• _PROBLEM TO SOLVE_: Take the data below and write it out exactly, except for the pictures.

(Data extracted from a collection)
________________________

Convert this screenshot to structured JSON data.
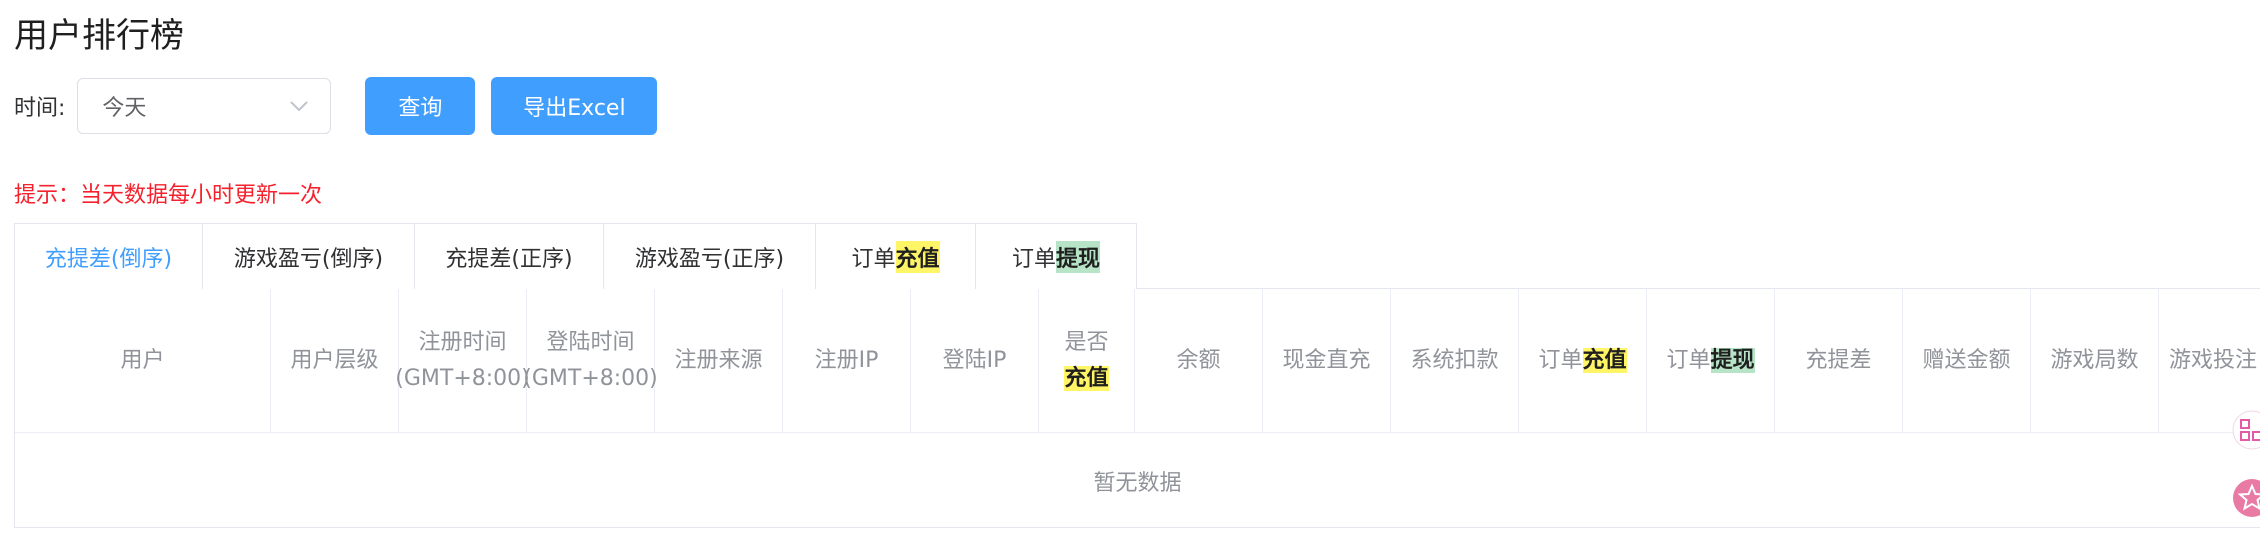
{
  "page": {
    "title": "用户排行榜"
  },
  "filter": {
    "time_label": "时间:",
    "time_value": "今天",
    "query_label": "查询",
    "export_label": "导出Excel"
  },
  "hint": "提示：当天数据每小时更新一次",
  "tabs": [
    {
      "label": "充提差(倒序)"
    },
    {
      "label": "游戏盈亏(倒序)"
    },
    {
      "label": "充提差(正序)"
    },
    {
      "label": "游戏盈亏(正序)"
    },
    {
      "prefix": "订单",
      "highlight": "充值"
    },
    {
      "prefix": "订单",
      "highlight": "提现"
    }
  ],
  "table": {
    "columns": [
      {
        "label": "用户"
      },
      {
        "label": "用户层级"
      },
      {
        "label": "注册时间(GMT+8:00)"
      },
      {
        "label": "登陆时间(GMT+8:00)"
      },
      {
        "label": "注册来源"
      },
      {
        "label": "注册IP"
      },
      {
        "label": "登陆IP"
      },
      {
        "prefix": "是否",
        "highlight": "充值"
      },
      {
        "label": "余额"
      },
      {
        "label": "现金直充"
      },
      {
        "label": "系统扣款"
      },
      {
        "prefix": "订单",
        "highlight": "充值"
      },
      {
        "prefix": "订单",
        "highlight": "提现"
      },
      {
        "label": "充提差"
      },
      {
        "label": "赠送金额"
      },
      {
        "label": "游戏局数"
      },
      {
        "label": "游戏投注"
      }
    ],
    "empty_text": "暂无数据"
  },
  "colors": {
    "primary": "#409eff",
    "hint": "#f5222d",
    "highlight_yellow": "#fff566",
    "highlight_green": "#b7e4c7"
  }
}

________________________

• _ANSWER BOX_:
Convert this screenshot to structured JSON data.
{
  "page": {
    "title": "用户排行榜"
  },
  "filter": {
    "time_label": "时间:",
    "time_value": "今天",
    "query_label": "查询",
    "export_label": "导出Excel"
  },
  "hint": "提示：当天数据每小时更新一次",
  "tabs": [
    {
      "label": "充提差(倒序)"
    },
    {
      "label": "游戏盈亏(倒序)"
    },
    {
      "label": "充提差(正序)"
    },
    {
      "label": "游戏盈亏(正序)"
    },
    {
      "prefix": "订单",
      "highlight": "充值"
    },
    {
      "prefix": "订单",
      "highlight": "提现"
    }
  ],
  "table": {
    "columns": [
      {
        "label": "用户"
      },
      {
        "label": "用户层级"
      },
      {
        "label": "注册时间(GMT+8:00)"
      },
      {
        "label": "登陆时间(GMT+8:00)"
      },
      {
        "label": "注册来源"
      },
      {
        "label": "注册IP"
      },
      {
        "label": "登陆IP"
      },
      {
        "prefix": "是否",
        "highlight": "充值"
      },
      {
        "label": "余额"
      },
      {
        "label": "现金直充"
      },
      {
        "label": "系统扣款"
      },
      {
        "prefix": "订单",
        "highlight": "充值"
      },
      {
        "prefix": "订单",
        "highlight": "提现"
      },
      {
        "label": "充提差"
      },
      {
        "label": "赠送金额"
      },
      {
        "label": "游戏局数"
      },
      {
        "label": "游戏投注"
      }
    ],
    "empty_text": "暂无数据"
  },
  "colors": {
    "primary": "#409eff",
    "hint": "#f5222d",
    "highlight_yellow": "#fff566",
    "highlight_green": "#b7e4c7"
  }
}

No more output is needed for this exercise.